Defense Attorney Tony Quinn is ambitious and immoral in his rise to the top until he is asked to aid in the murder of a witness for the mob. He draws the line and refuses. In turn the mob makes an example of him. They cut out his eyes and dump him on a bridge, beaten and bloody.
Saved from killing himself by a mysterious benefactor, Quinn is given the opportunity to right the wrongs he had helped to create. Fitted with new eyes and enhanced abilities, Quinn becomes the Black Bat and wages his own personal war on the mob. But is the mob the true danger or is there someone even worse and who exactly is his benefactor?
Buccellato writes a gritty bloody pulp tale in his redux of the original Black Bat story from 1939. The Black Bat and Batman both came along at the same time and is very possible that they were both based on an earlier character from the Black Bat Detective Mysteries of 1933. While the Black Bat and Batman may be similar in their hero persona, their alter egos could not be more different.
Quinn is a ruthless and corrupt lawyer working for the mob who eventually disobeys his bosses when they ask him to give up a female witness. It is a line he cannot cross and for it, they cut out his eyes. In the 1939 telling, acid is poured into his eyes burning them out. A disfigurement that would be used years later in the Batman comics to explain the origin of Two-Face, the criminal who was Harvey Dent. Quinn is fitted with enhanced eyes that allow him to see in the dark, hence the name the Black Bat.

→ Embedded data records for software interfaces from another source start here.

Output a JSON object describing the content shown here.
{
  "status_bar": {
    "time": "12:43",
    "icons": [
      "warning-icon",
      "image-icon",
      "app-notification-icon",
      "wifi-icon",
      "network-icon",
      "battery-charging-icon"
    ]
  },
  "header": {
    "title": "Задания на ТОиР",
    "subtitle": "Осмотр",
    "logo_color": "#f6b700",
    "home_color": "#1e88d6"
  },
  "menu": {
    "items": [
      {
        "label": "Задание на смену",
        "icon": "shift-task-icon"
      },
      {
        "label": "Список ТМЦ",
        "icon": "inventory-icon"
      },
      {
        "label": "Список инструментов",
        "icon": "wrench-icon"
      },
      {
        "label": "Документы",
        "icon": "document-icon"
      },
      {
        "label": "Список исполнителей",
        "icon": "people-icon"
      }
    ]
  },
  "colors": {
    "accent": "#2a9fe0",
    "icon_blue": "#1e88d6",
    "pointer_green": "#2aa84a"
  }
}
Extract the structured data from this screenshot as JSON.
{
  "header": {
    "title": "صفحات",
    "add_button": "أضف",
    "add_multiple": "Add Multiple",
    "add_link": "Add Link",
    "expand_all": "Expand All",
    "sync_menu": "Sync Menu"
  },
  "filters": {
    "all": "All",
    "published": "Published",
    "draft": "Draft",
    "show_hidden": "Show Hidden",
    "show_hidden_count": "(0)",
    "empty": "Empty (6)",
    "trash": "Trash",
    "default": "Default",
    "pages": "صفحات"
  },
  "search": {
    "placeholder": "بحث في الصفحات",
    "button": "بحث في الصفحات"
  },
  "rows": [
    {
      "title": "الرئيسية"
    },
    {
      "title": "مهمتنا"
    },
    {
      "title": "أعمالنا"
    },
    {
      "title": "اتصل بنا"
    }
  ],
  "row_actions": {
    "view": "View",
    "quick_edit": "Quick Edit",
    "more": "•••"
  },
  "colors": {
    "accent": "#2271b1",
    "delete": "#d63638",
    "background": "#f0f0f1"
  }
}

This is pulp fiction as it once was told. Before the censors and the comic book code stepped in to temper the violence and sex that filled these dime novels. Buccellato does a terrific job of returning the comics and retelling of the Black Bat to its pulp roots. This release from Dynamite Entertainment is a wonderful fringe storyline for today’s comics. What makes that so amazing is that it is able to do that by returning to its roots.
A very good read.